◆ Instructions to follow ◆
Every record needs to be set down again without a single difference.

-- -- --

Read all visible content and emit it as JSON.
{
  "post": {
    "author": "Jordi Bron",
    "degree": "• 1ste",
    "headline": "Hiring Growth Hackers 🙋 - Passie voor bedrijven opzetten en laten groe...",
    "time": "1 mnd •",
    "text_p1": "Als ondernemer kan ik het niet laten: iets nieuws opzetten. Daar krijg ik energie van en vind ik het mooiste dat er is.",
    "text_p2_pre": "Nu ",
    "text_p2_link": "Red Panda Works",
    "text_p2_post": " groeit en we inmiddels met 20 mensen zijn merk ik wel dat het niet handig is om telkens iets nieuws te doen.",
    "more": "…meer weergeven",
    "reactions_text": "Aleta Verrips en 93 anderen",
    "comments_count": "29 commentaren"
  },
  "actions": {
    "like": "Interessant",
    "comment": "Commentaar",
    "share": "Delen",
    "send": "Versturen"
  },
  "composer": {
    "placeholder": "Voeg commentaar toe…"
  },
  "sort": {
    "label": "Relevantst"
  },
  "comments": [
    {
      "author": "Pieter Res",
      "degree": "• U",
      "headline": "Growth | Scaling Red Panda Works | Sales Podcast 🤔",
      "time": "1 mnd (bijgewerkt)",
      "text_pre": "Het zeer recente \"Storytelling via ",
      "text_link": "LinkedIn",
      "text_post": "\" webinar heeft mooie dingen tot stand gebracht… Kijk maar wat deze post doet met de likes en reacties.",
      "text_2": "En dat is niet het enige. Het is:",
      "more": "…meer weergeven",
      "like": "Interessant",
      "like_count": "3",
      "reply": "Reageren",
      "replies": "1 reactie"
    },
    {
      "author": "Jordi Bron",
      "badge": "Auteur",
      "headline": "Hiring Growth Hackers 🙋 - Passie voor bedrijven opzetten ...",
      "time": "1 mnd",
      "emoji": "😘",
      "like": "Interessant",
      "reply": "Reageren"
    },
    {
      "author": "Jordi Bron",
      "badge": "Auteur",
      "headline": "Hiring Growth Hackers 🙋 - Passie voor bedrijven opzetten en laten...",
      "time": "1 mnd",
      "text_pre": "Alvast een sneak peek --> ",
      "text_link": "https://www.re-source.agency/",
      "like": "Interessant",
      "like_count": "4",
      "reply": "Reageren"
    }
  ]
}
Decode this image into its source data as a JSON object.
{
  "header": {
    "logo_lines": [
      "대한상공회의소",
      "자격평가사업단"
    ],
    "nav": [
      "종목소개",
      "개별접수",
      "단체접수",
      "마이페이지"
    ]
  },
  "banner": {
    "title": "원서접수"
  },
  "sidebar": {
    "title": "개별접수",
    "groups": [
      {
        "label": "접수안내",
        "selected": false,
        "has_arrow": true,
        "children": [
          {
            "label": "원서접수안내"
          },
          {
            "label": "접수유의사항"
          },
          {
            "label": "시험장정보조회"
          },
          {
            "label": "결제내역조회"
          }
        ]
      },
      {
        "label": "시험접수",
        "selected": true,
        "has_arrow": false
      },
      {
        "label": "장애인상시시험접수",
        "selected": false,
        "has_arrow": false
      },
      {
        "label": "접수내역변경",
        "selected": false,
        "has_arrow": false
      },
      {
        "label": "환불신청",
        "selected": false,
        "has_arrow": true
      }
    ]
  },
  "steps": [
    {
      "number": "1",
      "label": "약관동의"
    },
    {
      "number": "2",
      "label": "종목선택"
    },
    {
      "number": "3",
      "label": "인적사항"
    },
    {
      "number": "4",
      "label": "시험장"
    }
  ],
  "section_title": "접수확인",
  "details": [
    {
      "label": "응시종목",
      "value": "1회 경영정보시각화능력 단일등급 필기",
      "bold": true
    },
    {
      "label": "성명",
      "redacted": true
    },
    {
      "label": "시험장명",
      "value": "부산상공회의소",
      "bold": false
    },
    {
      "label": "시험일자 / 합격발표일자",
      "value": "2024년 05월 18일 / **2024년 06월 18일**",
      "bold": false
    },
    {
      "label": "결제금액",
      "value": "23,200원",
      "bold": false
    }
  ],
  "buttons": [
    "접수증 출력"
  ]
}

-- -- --

◆ Output of the task ◆
Read all visible content and emit it as JSON.
{
  "post": {
    "author": "Jordi Bron",
    "degree": "• 1ste",
    "headline": "Hiring Growth Hackers 🙋 - Passie voor bedrijven opzetten en laten groe...",
    "time": "1 mnd •",
    "text_p1": "Als ondernemer kan ik het niet laten: iets nieuws opzetten. Daar krijg ik energie van en vind ik het mooiste dat er is.",
    "text_p2_pre": "Nu ",
    "text_p2_link": "Red Panda Works",
    "text_p2_post": " groeit en we inmiddels met 20 mensen zijn merk ik wel dat het niet handig is om telkens iets nieuws te doen.",
    "more": "…meer weergeven",
    "reactions_text": "Aleta Verrips en 93 anderen",
    "comments_count": "29 commentaren"
  },
  "actions": {
    "like": "Interessant",
    "comment": "Commentaar",
    "share": "Delen",
    "send": "Versturen"
  },
  "composer": {
    "placeholder": "Voeg commentaar toe…"
  },
  "sort": {
    "label": "Relevantst"
  },
  "comments": [
    {
      "author": "Pieter Res",
      "degree": "• U",
      "headline": "Growth | Scaling Red Panda Works | Sales Podcast 🤔",
      "time": "1 mnd (bijgewerkt)",
      "text_pre": "Het zeer recente \"Storytelling via ",
      "text_link": "LinkedIn",
      "text_post": "\" webinar heeft mooie dingen tot stand gebracht… Kijk maar wat deze post doet met de likes en reacties.",
      "text_2": "En dat is niet het enige. Het is:",
      "more": "…meer weergeven",
      "like": "Interessant",
      "like_count": "3",
      "reply": "Reageren",
      "replies": "1 reactie"
    },
    {
      "author": "Jordi Bron",
      "badge": "Auteur",
      "headline": "Hiring Growth Hackers 🙋 - Passie voor bedrijven opzetten ...",
      "time": "1 mnd",
      "emoji": "😘",
      "like": "Interessant",
      "reply": "Reageren"
    },
    {
      "author": "Jordi Bron",
      "badge": "Auteur",
      "headline": "Hiring Growth Hackers 🙋 - Passie voor bedrijven opzetten en laten...",
      "time": "1 mnd",
      "text_pre": "Alvast een sneak peek --> ",
      "text_link": "https://www.re-source.agency/",
      "like": "Interessant",
      "like_count": "4",
      "reply": "Reageren"
    }
  ]
}
Decode this image into its source data as a JSON object.
{
  "header": {
    "logo_lines": [
      "대한상공회의소",
      "자격평가사업단"
    ],
    "nav": [
      "종목소개",
      "개별접수",
      "단체접수",
      "마이페이지"
    ]
  },
  "banner": {
    "title": "원서접수"
  },
  "sidebar": {
    "title": "개별접수",
    "groups": [
      {
        "label": "접수안내",
        "selected": false,
        "has_arrow": true,
        "children": [
          {
            "label": "원서접수안내"
          },
          {
            "label": "접수유의사항"
          },
          {
            "label": "시험장정보조회"
          },
          {
            "label": "결제내역조회"
          }
        ]
      },
      {
        "label": "시험접수",
        "selected": true,
        "has_arrow": false
      },
      {
        "label": "장애인상시시험접수",
        "selected": false,
        "has_arrow": false
      },
      {
        "label": "접수내역변경",
        "selected": false,
        "has_arrow": false
      },
      {
        "label": "환불신청",
        "selected": false,
        "has_arrow": true
      }
    ]
  },
  "steps": [
    {
      "number": "1",
      "label": "약관동의"
    },
    {
      "number": "2",
      "label": "종목선택"
    },
    {
      "number": "3",
      "label": "인적사항"
    },
    {
      "number": "4",
      "label": "시험장"
    }
  ],
  "section_title": "접수확인",
  "details": [
    {
      "label": "응시종목",
      "value": "1회 경영정보시각화능력 단일등급 필기",
      "bold": true
    },
    {
      "label": "성명",
      "redacted": true
    },
    {
      "label": "시험장명",
      "value": "부산상공회의소",
      "bold": false
    },
    {
      "label": "시험일자 / 합격발표일자",
      "value": "2024년 05월 18일 / **2024년 06월 18일**",
      "bold": false
    },
    {
      "label": "결제금액",
      "value": "23,200원",
      "bold": false
    }
  ],
  "buttons": [
    "접수증 출력"
  ]
}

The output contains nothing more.